What are the essential job skills of today and how prepared is Idaho’s current workforce to tackle the skill requirements of future work?
An increased emphasis on making sure employees have the skills they need today is shifting the conversation toward identifying the most relevant skills necessary for the jobs of tomorrow.
This analysis draws on information from the U.S. Department of Labor’s Occupational Information Network (O*NET) database, a useful tool in identifying work competencies in the labor market. O*NET uses surveys of employees and occupational experts to determine the important characteristics and requirements of more than 900 occupations. Its content model identifies, among other things, the different mix of knowledge, skills and abilities required by each occupation as a standardized, measurable set of variables. This article focuses on just the skill requirements.
What are the essential job skills required in the marketplace?
Skills are broadly defined as strategies and procedures for acquiring and working with the knowledge that comes with experience and practice (Tippins & Hilton, 2010). The O*NET skills taxonomy identifies 35 skills considered necessary for a wide range of jobs and tasks. These skills are divided into basic and cross-functional skills. Basic skills describe the capacities an individual has that assist in the learning process and acquisition of knowledge. Skills such as reading comprehension, writing, active learning and critical thinking are included in this grouping. Cross-functional skills refer to competencies such as social skills, complex problem solving, technical skills, systems skills and resource management skills.
Employers are increasingly concerned about their ability to find workers with the skills they need to keep their companies successful. They call it a skills gap, and much of the attention has been on middle skills – those that require more than a high school diploma but less than a four-year college degree. Typically that means one or two years of training or study beyond high school – associate degrees, certificates or even apprenticeships – and usually some on-the-job training.
Based on data from the U.S. Department of Labor’s O*NET database of occupations and education, experience and training requirements, about 53 percent of the jobs in the Idaho economy are considered low skilled – those needing no more than a high school diploma. Twenty-six percent fall into the middle-skills category while 22 percent are considered high skilled.
The 2013 Post Falls Reverse Job Fair was attended by 218 students.
Hundreds of high school seniors received a real-world introduction to employment and job search techniques in Post Falls this spring.
At Post Falls High School, students prepare for the Chamber of Commerce’s annual Reverse Job Fair throughout the school year – researching careers and colleges, job shadowing and creating portfolios filled with work-related documents, explains Post Falls High School English teacher Jennifer Maddy. The students also engage in practice interviews and create tri-fold posters in final preparation for the fair.
“It blows me away every year,” said interviewer and judge, David Risdon, CEO of Century Publishing in Post Falls. Risdon – involved with the fair since its inception in 2007 – says he is impressed by each student’s potential and likes seeing how well the students prepare for the fair. “The kids have dreams and are ready to go after them,” he said.

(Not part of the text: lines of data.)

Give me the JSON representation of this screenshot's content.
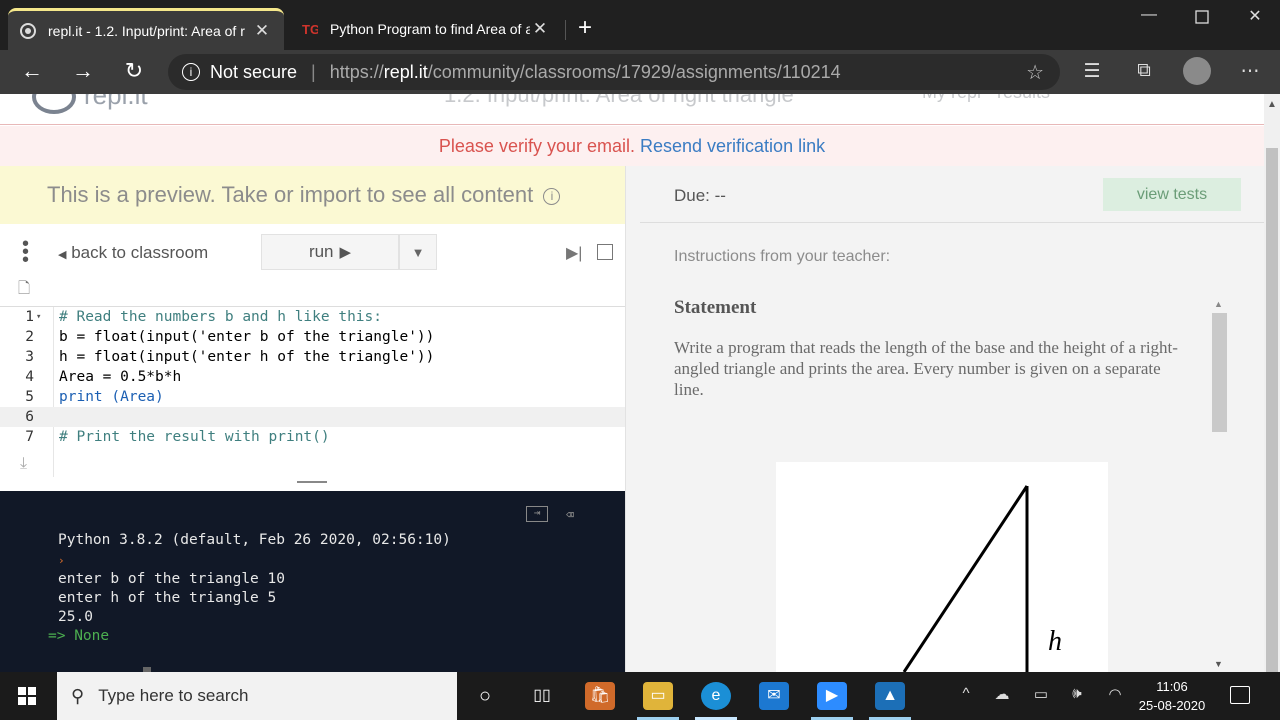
{
  "browser": {
    "tabs": [
      {
        "title": "repl.it - 1.2. Input/print: Area of r",
        "close": "✕"
      },
      {
        "title": "Python Program to find Area of a",
        "close": "✕"
      }
    ],
    "new_tab": "+",
    "security_label": "Not secure",
    "url_prefix": "https://",
    "url_domain": "repl.it",
    "url_path": "/community/classrooms/17929/assignments/110214"
  },
  "page_header": {
    "logo_text": "repl.it",
    "title_partial": "1.2. Input/print: Area of right triangle",
    "right_partial": "My repl · results"
  },
  "verify_banner": {
    "message": "Please verify your email.",
    "link": "Resend verification link"
  },
  "editor_pane": {
    "preview_text": "This is a preview. Take or import to see all content",
    "back_label": "back to classroom",
    "run_label": "run",
    "lines": [
      {
        "n": "1",
        "text": "# Read the numbers b and h like this:"
      },
      {
        "n": "2",
        "text": "b = float(input('enter b of the triangle'))"
      },
      {
        "n": "3",
        "text": "h = float(input('enter h of the triangle'))"
      },
      {
        "n": "4",
        "text": "Area = 0.5*b*h"
      },
      {
        "n": "5",
        "text": "print (Area)"
      },
      {
        "n": "6",
        "text": ""
      },
      {
        "n": "7",
        "text": "# Print the result with print()"
      }
    ]
  },
  "console": {
    "version": "Python 3.8.2 (default, Feb 26 2020, 02:56:10)",
    "out1": "enter b of the triangle 10",
    "out2": "enter h of the triangle 5",
    "out3": "25.0",
    "result": "=> None"
  },
  "instructions": {
    "due": "Due: --",
    "view_tests": "view tests",
    "from_teacher": "Instructions from your teacher:",
    "heading": "Statement",
    "body": "Write a program that reads the length of the base and the height of a right-angled triangle and prints the area. Every number is given on a separate line.",
    "figure_label": "h"
  },
  "taskbar": {
    "search_placeholder": "Type here to search",
    "time": "11:06",
    "date": "25-08-2020"
  }
}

Are you having trouble getting a job interview? Have you sent out lots of resumes without getting a nibble? Alison Green, who writes the Ask a Manager blog, lists four reasons why you might not be getting the attention of potential employers, including having a boring cover letter. You can read her full article here.